Charlie Hebdo's editor defended his magazine's decision to publish the cartoons
Security is being stepped up at some of France's embassies after a French satirical magazine published obscene cartoons of the Prophet Muhammad, reports the BBC.
Foreign Minister Laurent Fabius said he was "concerned" after the issue of Charlie Hebdo appeared on news-stands.
French embassies, consulates, cultural centres and international French schools in some 20 countries will be closed on Friday as a precaution.
Riot police have been deployed around the magazine's offices in Paris.
The magazine has confirmed that its website has been attacked.
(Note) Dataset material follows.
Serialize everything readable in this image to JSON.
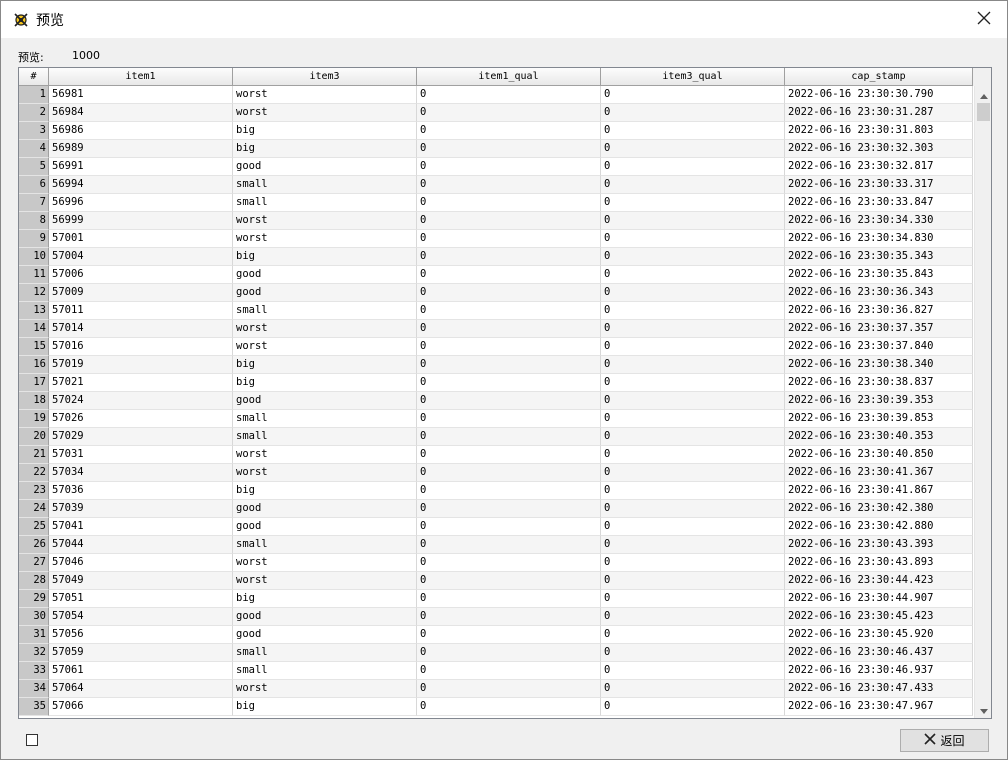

It was not accessible as of Wednesday morning.
Its paper edition features caricatures which play on both the uproar in the Islamic world over an amateur video which mocks Islam and the row over the publication in France of topless photos of the Duchess of Cambridge.
A central tenet of Islam bans the portrayal of its founder, the Prophet Muhammad.
Some 30 people have died in violent protests which erupted early last week over the Innocence of Muslims video, which was made in the United States.
The dead include the US ambassador to Libya, Christopher Stevens, and three other Americans, who died in Benghazi. US and other Western embassies have come under attack in mainly Muslim countries.
Friday's closures relate to possible protests following weekly Muslim prayers.
While no list of countries affected was immediately available, the embassy in Jakarta announced on its website that it would close on Friday.
French schools in Tunisia were due to close from Wednesday afternoon until Monday morning.
A statement about the cartoons on the French foreign ministry's website quotes Prime Minister Jean-Marc Ayrault as saying "freedom of expression is one of [France's] fundamental principles", as are secularism and respect for religious convictions.
"And this is why, in the current context, the prime minister would like to express his disapproval of any excesses," the statement adds.
Muslim leaders urged calm in France, which has the EU's largest Muslim community - about 10% of the population.
"This is a disgraceful and hateful, useless and stupid provocation," Dalil Boubakeur, rector of the Paris Grand Mosque, told the Associated Press news agency.
"We are not like animals of Pavlov to react at each insult," he added, referring to the Russian physiologist who pioneered research into conditioning.
Boubakeur and other Muslim representatives are due to meet French Interior Minister Manuel Valls on Wednesday, French TV channel TF1 reports.
Charlie Hebdo, known in France for its scatological cartoons, has caricatured other religious figures in the past, including a "Pope special" in 2008 which resulted in an unsuccessful court action accusing the magazine of inciting hate.
One of the milder cartoons in Wednesday's edition, the cover image, shows an Orthodox Jew pushing a turbaned figure in a wheelchair, with the caption "You mustn't mock".
Among the explicit cartoons inside, one clearly parodies the topless photos of the Duchess of Cambridge which appeared in Closer magazine, and resulted in an injunction on Tuesday.
Magazine editor Stephane "Charb" Charbonnier said the images inside would "shock those who will want to be shocked".
"The freedom of the press, is that a provocation?" he asked.
"I'm not asking strict Muslims to read Charlie Hebdo, just like I wouldn't go to a mosque to listen to speeches that go against everything I believe."
In November, the magazine's offices in Paris were gutted by a petrol bomb attack after it named the Prophet Muhammad as its "editor-in-chief" for an issue.
During the protests against the Innocence of Muslims, a crudely produced film trailer made in the US, French police arrested some 150 people at an unapproved rally near the US embassy in Paris.